Wedding Party Travel
This one is tough. If your bridesmaid or usher lives out-of-town, it’s fairly hard to avoid travel costs. By giving them plenty of notice, you can at least help them book an advance fare or save up for the extra gas in the budget.
You may also be able to have them stay with a kind friend or relative, or find someone to share a hotel room to cut down on costs. If you contact your local hotel in advance you might also get a wedding party room rate.
Bachelor and Bachelorette Parties
We had dinner out at a lovely restaurant and then enjoyed the rest of our evening at a bar/club. I insisted on paying for my dinner, and well – I tried to pay for my drinks but didn’t succeed. Mind you, with the amount I had perhaps I wouldn’t have done a very good job keeping track of cash.
If you’ve always dreamed of a spa weekend with the ladies, or a last-minute girls getaway in Vegas, it’s going to cost you. Keep in mind that’s it’s not fair to expect everyone to pay for this.

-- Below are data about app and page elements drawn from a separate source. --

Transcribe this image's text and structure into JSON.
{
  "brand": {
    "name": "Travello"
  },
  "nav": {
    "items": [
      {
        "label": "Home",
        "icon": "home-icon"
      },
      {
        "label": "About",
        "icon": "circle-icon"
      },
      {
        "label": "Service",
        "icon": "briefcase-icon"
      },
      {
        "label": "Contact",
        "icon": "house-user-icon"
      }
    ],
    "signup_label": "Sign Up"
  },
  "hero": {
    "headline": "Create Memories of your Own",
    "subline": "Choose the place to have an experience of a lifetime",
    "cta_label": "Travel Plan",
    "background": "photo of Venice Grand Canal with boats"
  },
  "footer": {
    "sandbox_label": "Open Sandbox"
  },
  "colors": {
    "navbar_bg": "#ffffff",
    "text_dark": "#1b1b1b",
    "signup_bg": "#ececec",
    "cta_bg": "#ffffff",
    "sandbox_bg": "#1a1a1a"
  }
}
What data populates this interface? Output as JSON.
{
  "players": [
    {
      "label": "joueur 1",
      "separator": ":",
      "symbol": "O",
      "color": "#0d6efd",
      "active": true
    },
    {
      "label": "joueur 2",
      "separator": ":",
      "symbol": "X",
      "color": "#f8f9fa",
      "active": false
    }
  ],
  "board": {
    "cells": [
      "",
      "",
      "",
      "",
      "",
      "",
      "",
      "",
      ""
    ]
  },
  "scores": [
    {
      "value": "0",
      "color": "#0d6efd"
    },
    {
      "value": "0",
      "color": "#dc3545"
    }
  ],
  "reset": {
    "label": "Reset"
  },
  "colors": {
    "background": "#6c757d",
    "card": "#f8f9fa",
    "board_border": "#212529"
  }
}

If the ladies can’t budget the money they might not all be able to attend unless you put the money on the table. You can always plan something small and low-key with those who are unable to pay for big-ticket affairs.
Hair and Make-up
Okay, this isn’t a big issue for most guys. I think it’s nice to leave it up to your wedding party what they want to do with their hair and make-up. Some of your party may want to pay for the entire package, and some may only want to get their hair done and do their own make up.
One friend of mine who married young simply had everyone’s makeup done at a makeup counter. It’s free, but it’s generally encouraged that you at least buy the lipstick they put on you.
Happy wedding season! What is the best cost saving tip you’ve encountered either a bride or groom or as a wedding party member?
This was a guest contribution by a PF blogger.
Are You New To Canadian Budget Binder?
- Follow Me on Social media by clicking any of the buttons below on the blog.
- Check out my new Free Recipe Index
- If you like FREE then click this link for my FREE Excel Budget Spreadsheet and all my Free Money Saving Lists!
- How to have a frugal wedding (canadianbudgetbinder.com)
- Young Newlyweds $0 Cash,No Food…Our Most Humbling Story (canadianbudgetbinder.com)
- Paid by Cash In Canada- New Home,New Baby,New Garage Door Openers! (canadianbudgetbinder.com)
- Top 3 First Time Home Buyer Mistakes! (canadianbudgetbinder.com)
- Maternity and Parental Leave Part 2: Budgeting (canadianbudgetbinder.com)